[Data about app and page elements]
========================================

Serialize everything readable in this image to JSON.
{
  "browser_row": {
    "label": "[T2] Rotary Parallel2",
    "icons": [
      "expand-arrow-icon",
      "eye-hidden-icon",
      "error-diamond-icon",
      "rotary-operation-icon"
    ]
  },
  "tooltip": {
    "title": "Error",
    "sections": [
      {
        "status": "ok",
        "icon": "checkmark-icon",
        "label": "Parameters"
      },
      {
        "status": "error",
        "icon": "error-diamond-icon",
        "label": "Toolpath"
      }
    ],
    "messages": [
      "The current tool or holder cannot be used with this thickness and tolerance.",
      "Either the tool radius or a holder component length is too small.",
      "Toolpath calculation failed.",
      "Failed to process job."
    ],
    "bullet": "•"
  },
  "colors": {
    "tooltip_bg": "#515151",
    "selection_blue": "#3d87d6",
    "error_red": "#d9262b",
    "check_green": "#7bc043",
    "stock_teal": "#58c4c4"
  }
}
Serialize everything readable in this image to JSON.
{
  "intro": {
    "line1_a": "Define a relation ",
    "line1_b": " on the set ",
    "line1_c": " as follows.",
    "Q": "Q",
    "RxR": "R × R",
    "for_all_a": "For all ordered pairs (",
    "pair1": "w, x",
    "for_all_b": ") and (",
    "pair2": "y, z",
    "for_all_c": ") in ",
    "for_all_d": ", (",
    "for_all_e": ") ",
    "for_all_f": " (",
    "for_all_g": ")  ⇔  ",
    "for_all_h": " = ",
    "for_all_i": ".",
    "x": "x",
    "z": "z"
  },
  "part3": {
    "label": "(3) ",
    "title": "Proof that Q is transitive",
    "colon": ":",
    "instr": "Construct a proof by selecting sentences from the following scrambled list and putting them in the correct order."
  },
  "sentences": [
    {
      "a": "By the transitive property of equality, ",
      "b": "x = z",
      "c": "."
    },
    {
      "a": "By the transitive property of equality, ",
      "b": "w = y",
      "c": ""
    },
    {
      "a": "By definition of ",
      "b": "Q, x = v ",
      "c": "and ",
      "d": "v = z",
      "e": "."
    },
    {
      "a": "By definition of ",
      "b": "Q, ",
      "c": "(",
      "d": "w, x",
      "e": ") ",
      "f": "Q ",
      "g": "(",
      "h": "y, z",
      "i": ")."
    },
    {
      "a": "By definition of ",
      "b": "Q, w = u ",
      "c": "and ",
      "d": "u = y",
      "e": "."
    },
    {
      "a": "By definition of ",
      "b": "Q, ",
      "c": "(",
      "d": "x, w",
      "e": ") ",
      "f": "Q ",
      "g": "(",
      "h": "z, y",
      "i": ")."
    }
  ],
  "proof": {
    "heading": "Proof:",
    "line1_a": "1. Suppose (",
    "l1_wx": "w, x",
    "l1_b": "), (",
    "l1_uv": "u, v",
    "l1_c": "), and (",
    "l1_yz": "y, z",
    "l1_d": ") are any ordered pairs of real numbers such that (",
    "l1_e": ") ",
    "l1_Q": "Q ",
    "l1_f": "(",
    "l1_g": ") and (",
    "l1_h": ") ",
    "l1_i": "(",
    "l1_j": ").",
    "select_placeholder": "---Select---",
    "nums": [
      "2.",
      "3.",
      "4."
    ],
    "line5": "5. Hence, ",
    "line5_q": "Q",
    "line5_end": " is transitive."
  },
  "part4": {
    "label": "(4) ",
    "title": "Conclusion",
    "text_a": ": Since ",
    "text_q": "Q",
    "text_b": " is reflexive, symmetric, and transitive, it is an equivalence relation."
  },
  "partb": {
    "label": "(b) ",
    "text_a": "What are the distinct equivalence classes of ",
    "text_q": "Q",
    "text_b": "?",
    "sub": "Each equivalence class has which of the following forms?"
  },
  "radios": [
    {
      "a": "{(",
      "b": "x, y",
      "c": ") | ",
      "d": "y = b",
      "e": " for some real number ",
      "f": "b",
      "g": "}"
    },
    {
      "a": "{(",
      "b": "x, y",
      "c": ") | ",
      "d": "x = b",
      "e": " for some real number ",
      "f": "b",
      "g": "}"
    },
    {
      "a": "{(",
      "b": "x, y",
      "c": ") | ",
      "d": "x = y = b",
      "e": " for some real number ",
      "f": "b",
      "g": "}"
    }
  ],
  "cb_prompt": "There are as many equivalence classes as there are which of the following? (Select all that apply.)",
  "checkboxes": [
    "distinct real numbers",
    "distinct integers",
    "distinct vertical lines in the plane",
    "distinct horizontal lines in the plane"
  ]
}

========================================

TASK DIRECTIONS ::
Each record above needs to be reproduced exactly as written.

EXERCISE ANSWER ::
Serialize everything readable in this image to JSON.
{
  "browser_row": {
    "label": "[T2] Rotary Parallel2",
    "icons": [
      "expand-arrow-icon",
      "eye-hidden-icon",
      "error-diamond-icon",
      "rotary-operation-icon"
    ]
  },
  "tooltip": {
    "title": "Error",
    "sections": [
      {
        "status": "ok",
        "icon": "checkmark-icon",
        "label": "Parameters"
      },
      {
        "status": "error",
        "icon": "error-diamond-icon",
        "label": "Toolpath"
      }
    ],
    "messages": [
      "The current tool or holder cannot be used with this thickness and tolerance.",
      "Either the tool radius or a holder component length is too small.",
      "Toolpath calculation failed.",
      "Failed to process job."
    ],
    "bullet": "•"
  },
  "colors": {
    "tooltip_bg": "#515151",
    "selection_blue": "#3d87d6",
    "error_red": "#d9262b",
    "check_green": "#7bc043",
    "stock_teal": "#58c4c4"
  }
}
Serialize everything readable in this image to JSON.
{
  "intro": {
    "line1_a": "Define a relation ",
    "line1_b": " on the set ",
    "line1_c": " as follows.",
    "Q": "Q",
    "RxR": "R × R",
    "for_all_a": "For all ordered pairs (",
    "pair1": "w, x",
    "for_all_b": ") and (",
    "pair2": "y, z",
    "for_all_c": ") in ",
    "for_all_d": ", (",
    "for_all_e": ") ",
    "for_all_f": " (",
    "for_all_g": ")  ⇔  ",
    "for_all_h": " = ",
    "for_all_i": ".",
    "x": "x",
    "z": "z"
  },
  "part3": {
    "label": "(3) ",
    "title": "Proof that Q is transitive",
    "colon": ":",
    "instr": "Construct a proof by selecting sentences from the following scrambled list and putting them in the correct order."
  },
  "sentences": [
    {
      "a": "By the transitive property of equality, ",
      "b": "x = z",
      "c": "."
    },
    {
      "a": "By the transitive property of equality, ",
      "b": "w = y",
      "c": ""
    },
    {
      "a": "By definition of ",
      "b": "Q, x = v ",
      "c": "and ",
      "d": "v = z",
      "e": "."
    },
    {
      "a": "By definition of ",
      "b": "Q, ",
      "c": "(",
      "d": "w, x",
      "e": ") ",
      "f": "Q ",
      "g": "(",
      "h": "y, z",
      "i": ")."
    },
    {
      "a": "By definition of ",
      "b": "Q, w = u ",
      "c": "and ",
      "d": "u = y",
      "e": "."
    },
    {
      "a": "By definition of ",
      "b": "Q, ",
      "c": "(",
      "d": "x, w",
      "e": ") ",
      "f": "Q ",
      "g": "(",
      "h": "z, y",
      "i": ")."
    }
  ],
  "proof": {
    "heading": "Proof:",
    "line1_a": "1. Suppose (",
    "l1_wx": "w, x",
    "l1_b": "), (",
    "l1_uv": "u, v",
    "l1_c": "), and (",
    "l1_yz": "y, z",
    "l1_d": ") are any ordered pairs of real numbers such that (",
    "l1_e": ") ",
    "l1_Q": "Q ",
    "l1_f": "(",
    "l1_g": ") and (",
    "l1_h": ") ",
    "l1_i": "(",
    "l1_j": ").",
    "select_placeholder": "---Select---",
    "nums": [
      "2.",
      "3.",
      "4."
    ],
    "line5": "5. Hence, ",
    "line5_q": "Q",
    "line5_end": " is transitive."
  },
  "part4": {
    "label": "(4) ",
    "title": "Conclusion",
    "text_a": ": Since ",
    "text_q": "Q",
    "text_b": " is reflexive, symmetric, and transitive, it is an equivalence relation."
  },
  "partb": {
    "label": "(b) ",
    "text_a": "What are the distinct equivalence classes of ",
    "text_q": "Q",
    "text_b": "?",
    "sub": "Each equivalence class has which of the following forms?"
  },
  "radios": [
    {
      "a": "{(",
      "b": "x, y",
      "c": ") | ",
      "d": "y = b",
      "e": " for some real number ",
      "f": "b",
      "g": "}"
    },
    {
      "a": "{(",
      "b": "x, y",
      "c": ") | ",
      "d": "x = b",
      "e": " for some real number ",
      "f": "b",
      "g": "}"
    },
    {
      "a": "{(",
      "b": "x, y",
      "c": ") | ",
      "d": "x = y = b",
      "e": " for some real number ",
      "f": "b",
      "g": "}"
    }
  ],
  "cb_prompt": "There are as many equivalence classes as there are which of the following? (Select all that apply.)",
  "checkboxes": [
    "distinct real numbers",
    "distinct integers",
    "distinct vertical lines in the plane",
    "distinct horizontal lines in the plane"
  ]
}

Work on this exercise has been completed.